- Rofstad EK, Wahl A, Brustad T: Radiation sensitivity in vitro of cells isolated from human tumor surgical specimens. Can Res 1987,47(1):106.Google Scholar
- Bentzen SM, Overgaard J, Thames HD: Clinical radiobiology of malignant melanoma. Radiotherapy and oncology: journal of the European Society for Therapeutic Radiology and Oncology 1989,16(3):169.View ArticleGoogle Scholar
- McKay MJ, Kefford RF: The spectrum of in vitro radiosensitivity in four human melanoma cell lines is not accounted for by differential induction or rejoining of DNA double strand breaks. Int J Radiat Oncol Biol Phys 1995, 31: 345-345. 10.1016/0360-3016(94)E0147-CView ArticlePubMedGoogle Scholar
- Overgaard J, Overgaard M, Hansen PV: Some factors of importance in the radiation treatment of malignant melanoma.
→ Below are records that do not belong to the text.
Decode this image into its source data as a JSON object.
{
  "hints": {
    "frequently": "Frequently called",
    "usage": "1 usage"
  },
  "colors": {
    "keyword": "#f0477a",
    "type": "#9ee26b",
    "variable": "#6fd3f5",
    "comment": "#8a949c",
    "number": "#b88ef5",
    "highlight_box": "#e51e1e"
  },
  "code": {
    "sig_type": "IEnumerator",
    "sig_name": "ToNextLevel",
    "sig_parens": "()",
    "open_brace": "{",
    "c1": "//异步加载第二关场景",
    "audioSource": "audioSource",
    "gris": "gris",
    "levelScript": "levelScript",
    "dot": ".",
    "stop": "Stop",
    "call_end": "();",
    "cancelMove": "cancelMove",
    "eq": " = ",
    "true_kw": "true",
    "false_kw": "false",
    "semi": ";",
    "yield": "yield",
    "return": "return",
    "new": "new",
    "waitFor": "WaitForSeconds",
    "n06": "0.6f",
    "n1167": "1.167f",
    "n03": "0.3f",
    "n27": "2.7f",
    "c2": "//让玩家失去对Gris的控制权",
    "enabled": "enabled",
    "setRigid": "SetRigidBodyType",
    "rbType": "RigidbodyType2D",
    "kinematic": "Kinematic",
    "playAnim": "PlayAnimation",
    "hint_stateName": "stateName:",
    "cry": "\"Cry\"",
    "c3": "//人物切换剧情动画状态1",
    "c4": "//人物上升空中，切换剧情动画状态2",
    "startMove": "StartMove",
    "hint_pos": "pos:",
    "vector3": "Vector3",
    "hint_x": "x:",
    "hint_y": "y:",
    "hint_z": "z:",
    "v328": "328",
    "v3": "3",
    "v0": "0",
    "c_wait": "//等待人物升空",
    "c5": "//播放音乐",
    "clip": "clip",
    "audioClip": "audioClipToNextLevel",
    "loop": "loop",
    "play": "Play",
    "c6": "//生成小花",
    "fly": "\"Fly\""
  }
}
Radiother Oncol 1986,5(3):183. 10.1016/S0167-8140(86)80048-2View ArticlePubMedGoogle Scholar
- Sause WT, Cooper JS, Rush S: Fraction size in external beam radiation therapy in the treatment of melanoma. Int J Radiat Oncol Biol Phys 1991,20(3):429. 10.1016/0360-3016(91)90053-7View ArticlePubMedGoogle Scholar
This article is published under license to BioMed Central Ltd. This is an Open Access article distributed under the terms of the Creative Commons Attribution License (http://creativecommons.org/licenses/by/2.0), which permits unrestricted use, distribution, and reproduction in any medium, provided the original work is properly cited.